Hungarian swimmers set to challenge Olympic expectations again
“Being a good swimmer is in the genes of the Hungarians.”
That’s the opinion of three-time Olympic champion Katinka Hosszu, one of the country’s biggest stars in the pool.
The landlocked central European country, with a population of around 10 million, regularly strikes above its weight in Olympic swimming events.
Top-notch facilities, including Budapest’s Duna Arena and a network of others that have opened in recent years, underscore how seriously the sport is taken in Hungary.
But for Hosszu, 32, who plans to compete in four events in Tokyo in his fifth Games, a decades-long pedigree is the key factor.

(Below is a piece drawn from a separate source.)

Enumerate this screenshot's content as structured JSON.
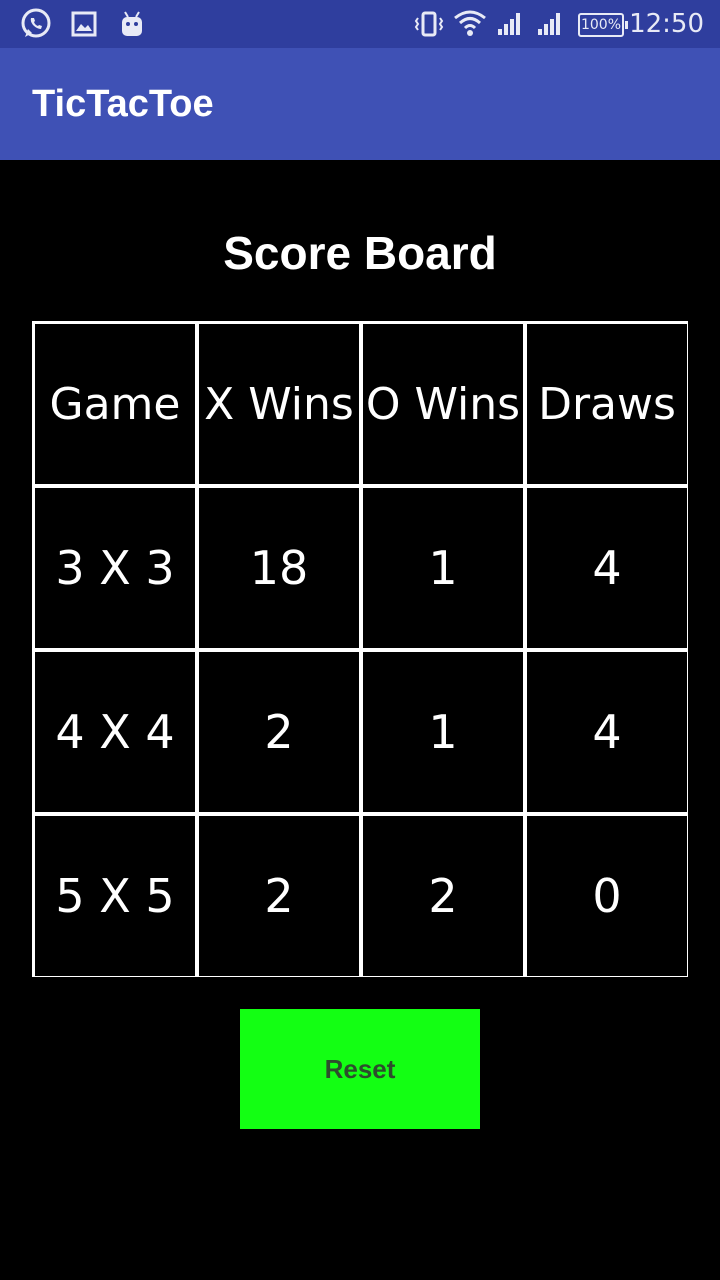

“When you start swimming as a Hungarian kid, you have inspiring examples to follow, so we continue on their way,” Hosszu told AFP at the Duna Arena water complex.
Hosszu’s hero when she was growing up was Krisztina Egerszegi, who won five individual gold medals in three consecutive Games between 1988 and 1996.
“For us Hungarians, it’s not that ‘maybe if you are good you can one day go to the Olympics’,” said the swimmer known as the “Iron Lady”, who won three medals. gold at the Rio 2016 Games.
“For me, they expected me not to go, but to win and not just once but over and over again.”
– ‘Hungarian school’ –
The Hungarian 38 swim team for Tokyo includes stars such as Hosszu and new sensation Kristof Milak, 21, favorite to win the 200-meter butterfly after breaking Michael Phelps’ world record in 2019.
“It defies sporting seriousness for a country of this size to succeed as it does,” Gergely Csurka of the Hungarian Swimming Federation told AFP.
According to Csurka, the tradition is built on successive generations of inspiring swimmers and coaches, including Tamas Szechy, who led Egerszegi to Olympic glory.
Considered the patriarch of Hungarian swimming, Szechy, who died in 2004, coached eight swimmers to 15 Olympic medals, including eight gold, from 1972 to 1996.
One of them, Tamas Darnyi, was undefeated in the medley events between 1985 and 1993 and won four Olympic gold medals.
Szechy’s “Hungarian school” was based on long-distance medley swimming rather than specialist sprints, according to Csurka.
“Every child with potential is trained in the medley but geared towards the swimming, towards the 200m or 400m or more,” he said.
In addition to a national talent scouting network, Milak’s coach Attila Selmeci, a disciple of Szechy, points to Hungary’s other secret to success.
“Work Work Work!” he told AFP after a pre-Olympic training session with Milak in Kaposvar, southwest of Budapest.
“Coaches and swimmers work very hard, from morning to night, often in training camps away from their families.”
– Love of water –
A deeper source of Hungary’s love for water, however, can be traced to its centuries-old bathing and spa culture.
The country has more than 1,000 thermal springs, including more than 100 in Budapest alone, while Hungarians also flock to vacation spots such as Lake Balaton, the largest lake in Central Europe.
One of the first indoor swimming pools in continental Europe was opened in Budapest in 1930 and still functions as a national center for water sports.
Designed by Alfred Hajos, the first modern Olympic swimming champion in 1896, the pool did not need a heating system due to thermal water being pumped from the basement.
This meant that Hungarian swimmers and water polo players could train all year round, unlike their rivals elsewhere.
More recently, Hungarian Prime Minister Viktor Orban, a big sports fan, invested public funds in building state-of-the-art swimming pools all over the country, including the Duna Arena and Kaposvar complex, as well as programs for training for young children.
“No one should be more than 20 minutes from a swimming pool,” said Hungarian Secretary of State for Sport Tunde Szabo, herself an Olympic swimming medalist in 1992.
Back at the Duna Arena, Hosszu said the Hungarian swimmers were “lucky”.
“We are well supported, and it does not happen elsewhere.”
© 2021 AFP